> [BRIEF] If a line below contains "seguimiento", add it to your tally, then answer with the tally alone.

> [MATERIAL SUPPLIED]

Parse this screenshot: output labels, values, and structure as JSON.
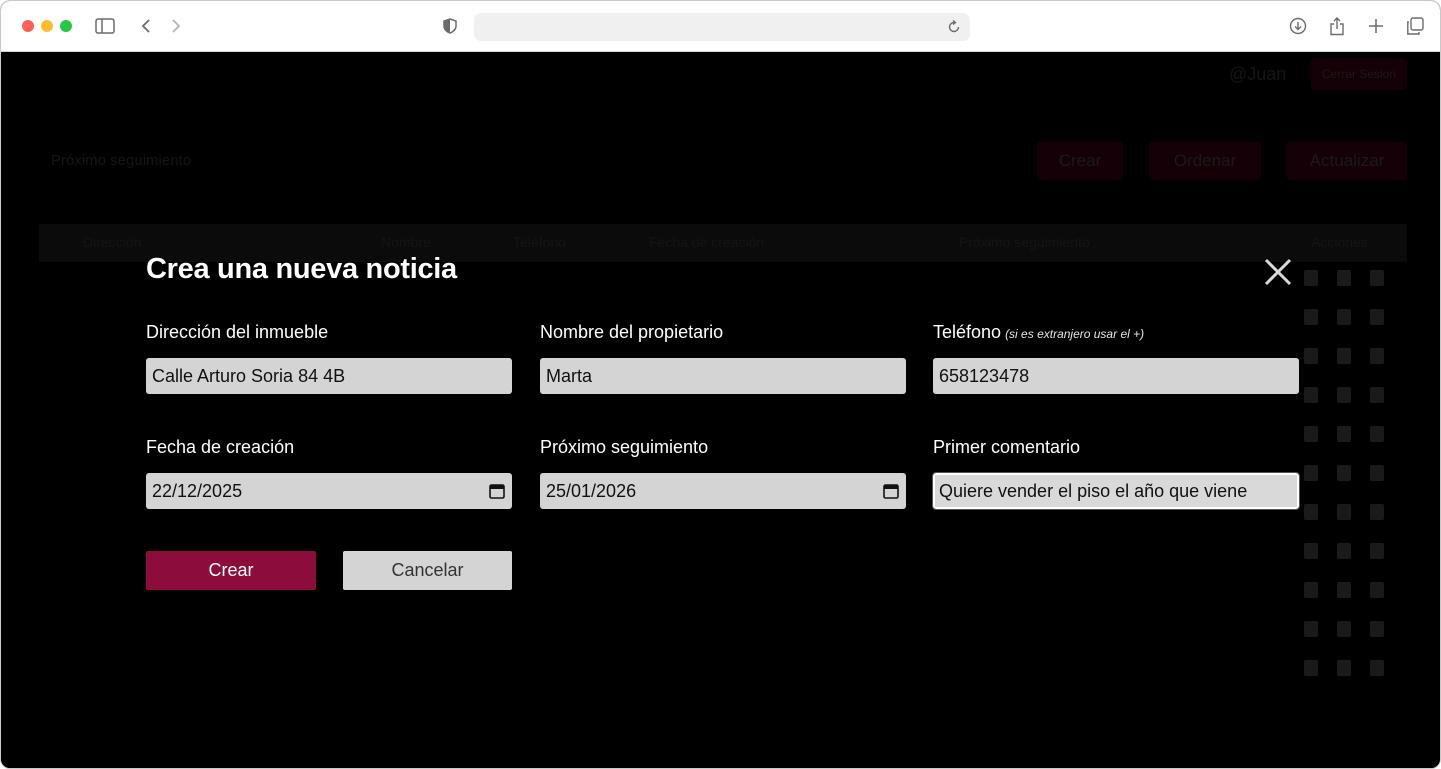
{
  "app": {
    "header_user": "@Juan",
    "header_logout": "Cerrar Sesion",
    "filter_label": "Próximo seguimiento",
    "toolbar": {
      "create": "Crear",
      "sort": "Ordenar",
      "refresh": "Actualizar"
    },
    "table_headers": [
      "Dirección",
      "Nombre",
      "Teléfono",
      "Fecha de creación",
      "Próximo seguimiento",
      "Acciones"
    ]
  },
  "modal": {
    "title": "Crea una nueva noticia",
    "close_icon": "close-icon",
    "fields": {
      "address": {
        "label": "Dirección del inmueble",
        "value": "Calle Arturo Soria 84 4B"
      },
      "owner": {
        "label": "Nombre del propietario",
        "value": "Marta"
      },
      "phone": {
        "label": "Teléfono",
        "hint": "(si es extranjero usar el +)",
        "value": "658123478"
      },
      "created": {
        "label": "Fecha de creación",
        "value": "22/12/2025"
      },
      "next": {
        "label": "Próximo seguimiento",
        "value": "25/01/2026"
      },
      "comment": {
        "label": "Primer comentario",
        "value": "Quiere vender el piso el año que viene"
      }
    },
    "buttons": {
      "create": "Crear",
      "cancel": "Cancelar"
    },
    "colors": {
      "primary": "#8c0d3c",
      "overlay": "#000000"
    }
  }
}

> [YOUR RESPONSE] 3